Those numbers are impressive, but understand that when you, as an eyecare provider, help the patient lower the HbA1c for the purpose of reducing their risk of developing diabetic retinopathy, it is also reducing the risk of developing all other diabetic complications. If eyecare providers nationally were delivering this type of care, the annual cost of managing diabetes would be reduced by billions of dollars. The savings to payers would create the basis for alternate payments to eyecare provides.
You are likely thinking, how can an eyecare provider help the patient reduce their risk of developing diabetic retinopathy? The only thing a physician can do that you cannot do as an eyecare provider is to prescribe the diabetic medications. Oral medications only lower the HbA1c on an average of 1.5 – 1.8 points. Everything else is done by working as a team which includes the patient, PCP, possibly a care coordinator, a diabetic educator, a nutritionist, maybe an endocrinologist, a dietician and other specialists.

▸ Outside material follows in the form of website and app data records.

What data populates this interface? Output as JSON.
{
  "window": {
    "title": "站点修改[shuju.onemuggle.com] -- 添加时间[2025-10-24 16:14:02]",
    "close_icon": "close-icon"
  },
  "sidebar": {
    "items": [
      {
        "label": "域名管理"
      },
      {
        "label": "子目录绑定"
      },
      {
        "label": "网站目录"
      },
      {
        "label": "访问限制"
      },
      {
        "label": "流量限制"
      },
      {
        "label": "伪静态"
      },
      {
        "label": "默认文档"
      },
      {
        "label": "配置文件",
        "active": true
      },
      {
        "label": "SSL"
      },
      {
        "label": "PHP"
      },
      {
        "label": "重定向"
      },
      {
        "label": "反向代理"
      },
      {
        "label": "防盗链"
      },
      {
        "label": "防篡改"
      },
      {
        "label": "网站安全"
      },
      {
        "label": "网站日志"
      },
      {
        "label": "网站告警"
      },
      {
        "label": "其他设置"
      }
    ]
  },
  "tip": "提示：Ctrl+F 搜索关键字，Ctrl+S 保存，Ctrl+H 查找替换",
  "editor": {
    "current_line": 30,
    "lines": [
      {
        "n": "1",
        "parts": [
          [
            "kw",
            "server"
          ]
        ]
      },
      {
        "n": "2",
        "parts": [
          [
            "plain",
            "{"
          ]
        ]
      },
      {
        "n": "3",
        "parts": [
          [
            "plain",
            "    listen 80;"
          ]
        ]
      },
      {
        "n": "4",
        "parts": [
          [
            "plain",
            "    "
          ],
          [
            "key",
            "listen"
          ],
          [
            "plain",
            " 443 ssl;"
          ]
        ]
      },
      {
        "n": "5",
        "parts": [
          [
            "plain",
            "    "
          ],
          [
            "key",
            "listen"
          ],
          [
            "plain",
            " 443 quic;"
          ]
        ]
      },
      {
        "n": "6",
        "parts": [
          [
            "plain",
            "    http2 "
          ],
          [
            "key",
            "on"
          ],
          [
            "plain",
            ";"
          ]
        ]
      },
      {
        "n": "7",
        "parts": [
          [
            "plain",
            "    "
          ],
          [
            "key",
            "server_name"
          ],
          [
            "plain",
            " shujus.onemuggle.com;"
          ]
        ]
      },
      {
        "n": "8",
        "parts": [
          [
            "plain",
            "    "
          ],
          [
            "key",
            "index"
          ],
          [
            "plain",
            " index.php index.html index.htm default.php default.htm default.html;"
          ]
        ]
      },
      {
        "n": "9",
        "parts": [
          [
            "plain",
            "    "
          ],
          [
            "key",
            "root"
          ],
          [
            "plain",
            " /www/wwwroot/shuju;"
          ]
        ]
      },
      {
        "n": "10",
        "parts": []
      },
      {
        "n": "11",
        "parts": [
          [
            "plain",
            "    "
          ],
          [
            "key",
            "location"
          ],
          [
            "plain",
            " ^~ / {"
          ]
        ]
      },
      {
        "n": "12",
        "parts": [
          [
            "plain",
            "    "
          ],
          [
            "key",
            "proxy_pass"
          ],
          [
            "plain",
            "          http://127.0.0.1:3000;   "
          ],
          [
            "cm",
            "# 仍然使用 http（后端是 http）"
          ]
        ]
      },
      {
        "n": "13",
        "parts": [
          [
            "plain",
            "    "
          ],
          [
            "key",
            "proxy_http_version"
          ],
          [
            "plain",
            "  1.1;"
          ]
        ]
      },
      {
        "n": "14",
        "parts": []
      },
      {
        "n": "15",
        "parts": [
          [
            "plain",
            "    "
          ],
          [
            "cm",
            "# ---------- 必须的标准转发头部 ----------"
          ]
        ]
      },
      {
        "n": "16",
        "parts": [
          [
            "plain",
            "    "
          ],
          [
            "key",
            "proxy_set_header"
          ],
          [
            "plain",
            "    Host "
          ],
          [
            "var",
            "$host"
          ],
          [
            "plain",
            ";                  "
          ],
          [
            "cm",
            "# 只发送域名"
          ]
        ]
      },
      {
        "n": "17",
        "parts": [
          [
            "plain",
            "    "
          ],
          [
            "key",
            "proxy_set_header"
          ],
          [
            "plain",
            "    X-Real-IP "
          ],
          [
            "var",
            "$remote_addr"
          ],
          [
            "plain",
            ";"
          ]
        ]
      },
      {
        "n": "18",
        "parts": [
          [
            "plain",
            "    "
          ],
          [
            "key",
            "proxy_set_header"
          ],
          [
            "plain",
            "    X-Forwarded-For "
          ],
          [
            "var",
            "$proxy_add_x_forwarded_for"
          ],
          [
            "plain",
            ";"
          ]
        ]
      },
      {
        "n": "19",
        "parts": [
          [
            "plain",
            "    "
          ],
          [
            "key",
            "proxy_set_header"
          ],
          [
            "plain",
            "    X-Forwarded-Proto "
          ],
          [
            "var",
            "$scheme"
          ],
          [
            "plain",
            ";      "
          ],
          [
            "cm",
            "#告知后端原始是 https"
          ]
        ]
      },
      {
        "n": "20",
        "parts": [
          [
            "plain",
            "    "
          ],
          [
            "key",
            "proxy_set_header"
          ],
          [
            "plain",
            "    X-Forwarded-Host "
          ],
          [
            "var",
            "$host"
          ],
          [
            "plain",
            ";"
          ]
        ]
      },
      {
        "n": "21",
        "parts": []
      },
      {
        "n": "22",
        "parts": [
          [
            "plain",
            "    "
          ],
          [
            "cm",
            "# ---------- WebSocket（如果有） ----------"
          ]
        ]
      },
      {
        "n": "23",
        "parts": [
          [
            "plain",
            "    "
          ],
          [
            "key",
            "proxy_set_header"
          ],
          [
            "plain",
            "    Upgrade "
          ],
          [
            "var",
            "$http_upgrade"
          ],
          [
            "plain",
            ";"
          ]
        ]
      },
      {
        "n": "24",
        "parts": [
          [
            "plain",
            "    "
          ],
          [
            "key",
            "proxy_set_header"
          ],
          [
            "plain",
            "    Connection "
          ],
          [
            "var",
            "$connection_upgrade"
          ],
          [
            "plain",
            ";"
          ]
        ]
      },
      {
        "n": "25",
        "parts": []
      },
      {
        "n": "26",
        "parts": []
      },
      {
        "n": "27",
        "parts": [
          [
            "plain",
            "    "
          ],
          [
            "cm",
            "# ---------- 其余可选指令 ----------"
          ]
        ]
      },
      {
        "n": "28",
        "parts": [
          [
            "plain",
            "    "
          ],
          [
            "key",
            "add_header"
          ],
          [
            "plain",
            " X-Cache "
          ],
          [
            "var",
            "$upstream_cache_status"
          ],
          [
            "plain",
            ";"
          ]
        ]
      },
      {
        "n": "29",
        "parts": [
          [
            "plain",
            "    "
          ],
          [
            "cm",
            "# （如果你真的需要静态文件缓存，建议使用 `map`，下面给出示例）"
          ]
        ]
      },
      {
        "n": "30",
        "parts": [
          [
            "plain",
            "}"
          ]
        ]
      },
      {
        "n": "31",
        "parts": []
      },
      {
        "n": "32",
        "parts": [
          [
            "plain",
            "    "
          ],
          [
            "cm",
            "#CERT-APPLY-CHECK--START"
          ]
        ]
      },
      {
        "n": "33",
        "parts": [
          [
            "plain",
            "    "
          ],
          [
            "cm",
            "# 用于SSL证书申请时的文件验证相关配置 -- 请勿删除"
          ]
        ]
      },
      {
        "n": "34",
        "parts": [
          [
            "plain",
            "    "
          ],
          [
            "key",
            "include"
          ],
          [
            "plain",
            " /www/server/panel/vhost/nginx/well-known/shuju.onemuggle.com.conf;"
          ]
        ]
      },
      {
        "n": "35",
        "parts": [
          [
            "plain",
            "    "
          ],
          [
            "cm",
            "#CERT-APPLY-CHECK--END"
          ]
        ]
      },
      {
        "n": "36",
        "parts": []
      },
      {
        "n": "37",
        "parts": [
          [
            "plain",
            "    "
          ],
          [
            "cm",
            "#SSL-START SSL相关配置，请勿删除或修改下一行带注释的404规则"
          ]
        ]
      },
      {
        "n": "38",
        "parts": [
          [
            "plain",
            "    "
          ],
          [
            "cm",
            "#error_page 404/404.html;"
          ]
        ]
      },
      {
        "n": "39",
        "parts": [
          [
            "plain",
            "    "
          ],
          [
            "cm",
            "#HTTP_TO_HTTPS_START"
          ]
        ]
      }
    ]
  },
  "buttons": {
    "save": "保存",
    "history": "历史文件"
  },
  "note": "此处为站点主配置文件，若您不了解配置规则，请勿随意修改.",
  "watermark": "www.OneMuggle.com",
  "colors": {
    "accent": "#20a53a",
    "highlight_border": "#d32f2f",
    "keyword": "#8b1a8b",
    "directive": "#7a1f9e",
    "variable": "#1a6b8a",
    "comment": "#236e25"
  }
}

You can not only be a valuable part of the patient’s care team; there is growing outcome-based evidence that eyecare providers may be the most effective members of the team in helping the patient get better control of their condition. Because of the limits of the scope of an optometric license, ODs cannot treat diabetes, but the new evidence-based AOA Guidelines for the management of diabetes make it clear that it is the responsibility of the optometrist to help the patient understand what they can do to reduce the risk of developing retinopathy. You can fulfill this role without ever mentioning anything about treating diabetes or doing anything that is not clearly allowed under your optometric license.
The other question you may be asking is how you will have the time to provide this level of care. As an active member of the patient’s care team, you will be taking advantage of features that are already built into your certified EHR, that will allow you to see more patients, and deliver outcome based care, in a shorter time than you are currently spending with patients. The clinical outcome measures are all done in the background and take no additional time for either the providers or the staff.
It is up to us, as providers, to decide whether to continue down the path of simply being happy accepting fee-for-service payments, or move to outcome-based care as the rest of medicine is doing, and enjoying the financial rewards associated with alternate payments. There are existing organizations that have programs to guide you through every step of transitioning to outcome-based care and outcome registries to track the clinical outcomes.
James E. Grue, OD, is a health-care reform speaker and consultant. To contact him: JimGrue@HealthCareRegistries.com
Ronald P. Snyder, OD, FAAO, is the president and CEO of HealthCare Registries, LLC. To contact him: RonSnyder@HealthCareRegistries.com